Greg Walker already had grounded into a double play to kill one of his team's potential rallies in the sixth. The Baltimore Orioles had to be thinking along the same lines in the eighth when they elected to intentionally walk Harold Baines, with a man on third, to face Walker.

But this time, Walker drove Don Aase's pitch more than 400 feet over the fence in center field, scoring three runs and sending the Chicago White Sox to a 5-2 victory here tonight over Baltimore in Comiskey Park.

Tom Seaver allowed four hits in eight innings for his 292nd career victory. Juan Agosto and Bob James pitched the ninth for Chicago. It was the fifth straight victory for the White Sox; the Orioles, 18-13 and 1 1/2 games behind first-place Toronto in the American League East, lost their fourth straight.

Baltimore had some good news from the seven-inning performance of Dennis Martinez, who allowed two runs and five hits tonight after disastrous outings in his last two starts.

Jim Dwyer's eighth-inning homer off Seaver (4-1) had tied the score, 2-2. But Aase (4-1) got a slider too high on the inside corner and gave up a leadoff double to Rudy Law, who advanced to third on Scott Fletcher's sacrifice bunt. Aase intentionally passed Baines, who entered the game as the league's second-leading hitter (.330).

"I don't blame them for intentionally walking Harold," Walker said. "He might be the best hitter in the American League right now.
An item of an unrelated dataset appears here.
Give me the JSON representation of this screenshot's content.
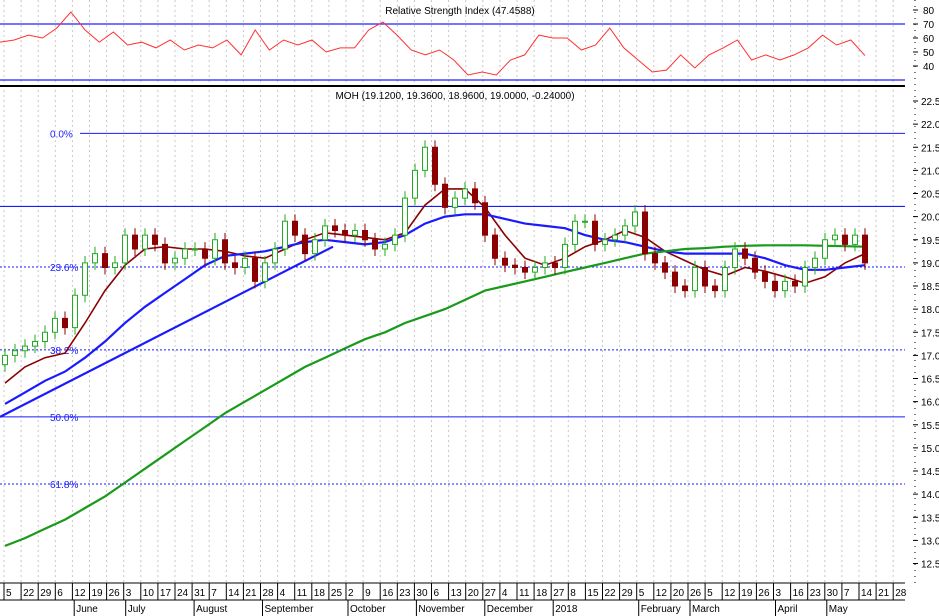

I just have to take advantage of the situation."

Mostly, Walker took advantage of a high fast ball. "It was a fast ball right down the middle," Aase said. "That's not where I wanted it, but that's where it went. He hit it and that's about it."

Baltimore Manager Joe Altobelli said he respects Walker's power as much as Baines' (each has four homers this season). "But it's just a situation where you have to put a guy up who might hit into a double play," Altobelli said.

On Tuesday night, Chicago won, 2-1, when Cleveland intentionally walked Baines in the eighth, only to have Walker single home the winning run.

With Ron Kittle, who twice struck out looking, coming up next, Aase was asked if he thought about walking Walker also. But all Aase could think about was the location of a pitch he didn't want to make.

Altobelli said that since Martinez had thrown more than 90 pitches, he had planned for Aase to pitch the eighth and ninth. "Aase's been good," Altobelli said. "He's cranked up some good ones lately."

Altobelli was ejected by home plate umpire Dale Ford in the eighth. Altobelli argued on what what he thought was a ball well below Eddie Murray's knees, which Ford called for strike two. Murray then struck out looking.

It was Altobelli's third ejection this year and the second in three games. "I'm gonna yell at him because he missed a pitch in a tough situation," Altobelli said. "I told him the ball was 'Low, low, low.' It wasn't like I was on him every inning."

Fred Lynn had to be restrained in the ninth on a called strike three by Ford.

But by that time, Baltimore's frustrations had been mounting against Seaver, 40. "He's been doing it for a long time," Altobelli said. "When you get past your 250s (in victories), you better believe he's a helluva pitcher. What did we get, five hits? Four were off him, two of them were (homers) but nobody was on. That's Seaver."

After not being able to get past the third inning in his last two starts, Martinez, as Altobelli purposely understated, "didn't do a bad job at all. In fact, he pitched better after the rain delay (of 33 minutes in the fourth inning). Seemed to throw the ball harder. I think he came back firing the ball."

Martinez allowed Chicago to take a 1-0 lead in the third. Law walked, stole second, went to third on a ground out and scored on Baines' sacrifice fly.

Cal Ripken hit an upper-deck homer in the sixth off Seaver to tie it, 1-1. Tim Hulett hit his first career homer in the seventh to put the White Sox back on top, 2-1.

Pitcher Scott McGregor (1-4, 7.92 ERA) stayed back in Baltimore tonight and was scheduled to be examined for soreness in his throwing arm and shoulder.